Lilley and Ford ask why we accept a good deal of the evidence presented in two Pentagon reports, yet challenge those same reports on the question of Taiwan's defensibility. We believe the Pentagon did a good job in acquiring data and reaching narrow military judgments, but erred in its overall assessment. Put simply, it got the trees right, but missed the forest. The Defense Department often relies on opaque models to assess military engagements, models that are typically far less reliable than the data entered into them. We were all reminded of this in Desert Storm, a case in which the Pentagon's models proved to be further off the mark in predicting casualties than most independent estimates performed by scholars armed only with hand calculators.
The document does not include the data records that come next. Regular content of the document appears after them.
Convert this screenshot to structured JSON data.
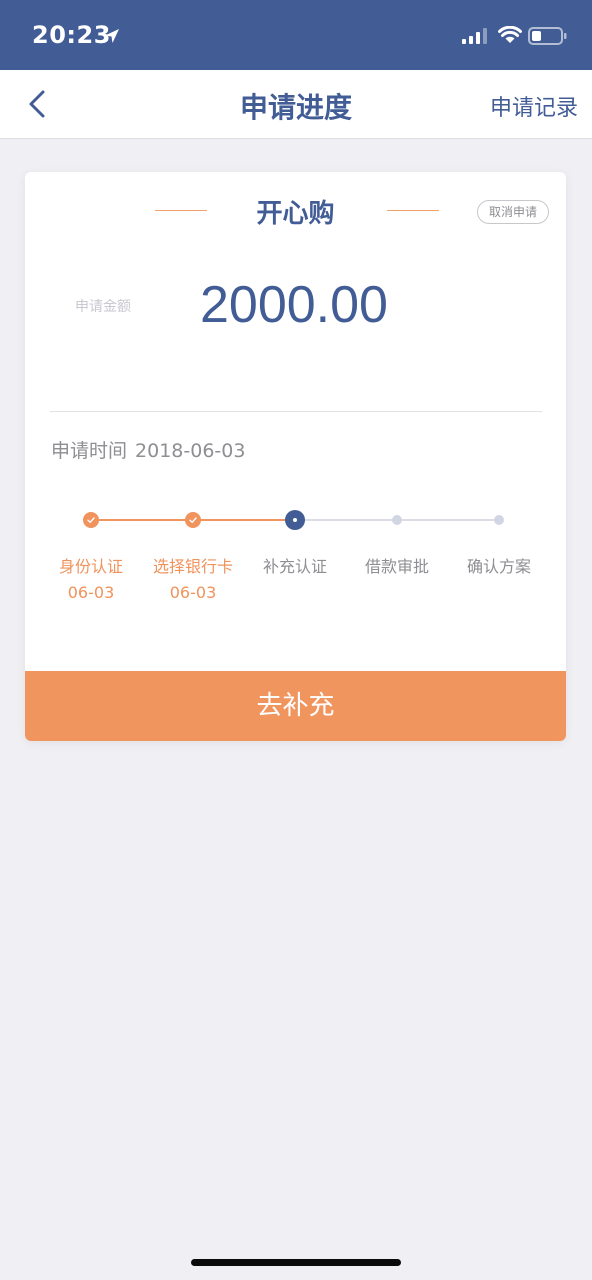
{
  "status_bar": {
    "time": "20:23"
  },
  "nav": {
    "title": "申请进度",
    "right_label": "申请记录"
  },
  "card": {
    "title": "开心购",
    "cancel_label": "取消申请",
    "amount_label": "申请金额",
    "amount_value": "2000.00",
    "apply_time_label": "申请时间",
    "apply_time_value": "2018-06-03",
    "steps": [
      {
        "label": "身份认证",
        "date": "06-03",
        "state": "done"
      },
      {
        "label": "选择银行卡",
        "date": "06-03",
        "state": "done"
      },
      {
        "label": "补充认证",
        "date": "",
        "state": "current"
      },
      {
        "label": "借款审批",
        "date": "",
        "state": "pending"
      },
      {
        "label": "确认方案",
        "date": "",
        "state": "pending"
      }
    ],
    "action_label": "去补充"
  },
  "colors": {
    "brand": "#425c96",
    "accent": "#f1955f",
    "background": "#efeff4"
  }
}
Lilley and Ford are on firmer ground in their discussion of the blockade scenario. In this case, as we noted, Taiwan might well require U.S. help. We think they are wrong to assume that the United States would simply stand by and watch Taiwan be blockaded, but one can still ask if the United States should adopt such an arms-length policy. What, for instance, are the pros and cons of current policy versus that of selling Taiwan all the arms it seeks--and possibly acquiescing in Taiwan's acquisition of at least a latent nuclear weapons capability--while declaring that the United States would never fight on Taiwan's behalf? In short, what is the case for allowing Taiwan to become, in effect, an Asian Israel? We think that this policy option, however attractive on the surface, would increase rather than decrease the risk of war between China and Taiwan.
So let us close where we began--by acknowledging the danger of a war between the PRC and Taiwan. We doubt seriously that China would use nuclear weapons against the United States should it participate in such a war, given the logic of deterrence and the overwhelming power of the American nuclear arsenal, but acknowledge that this would be the most serious standoff between nuclear powers since the Cuban Missile Crisis. However much we might fear such a scenario, China would have at least as much to dread. And the United States does not have a history of backing down, or of deserting friends and allies, in the face of possible nuclear threats.
Lilley and Ford are correct that conflict between nuclear powers is a dangerous prospect. But they are wrong to suggest that the nuclear danger trumps China's overwhelming conventional disadvantages. If and when the PRC considers its options for taking Taiwan, those conventional military disadvantages will weigh heavily in its thinking, and that, in the end, is a very comforting thought.Essay Types: Essay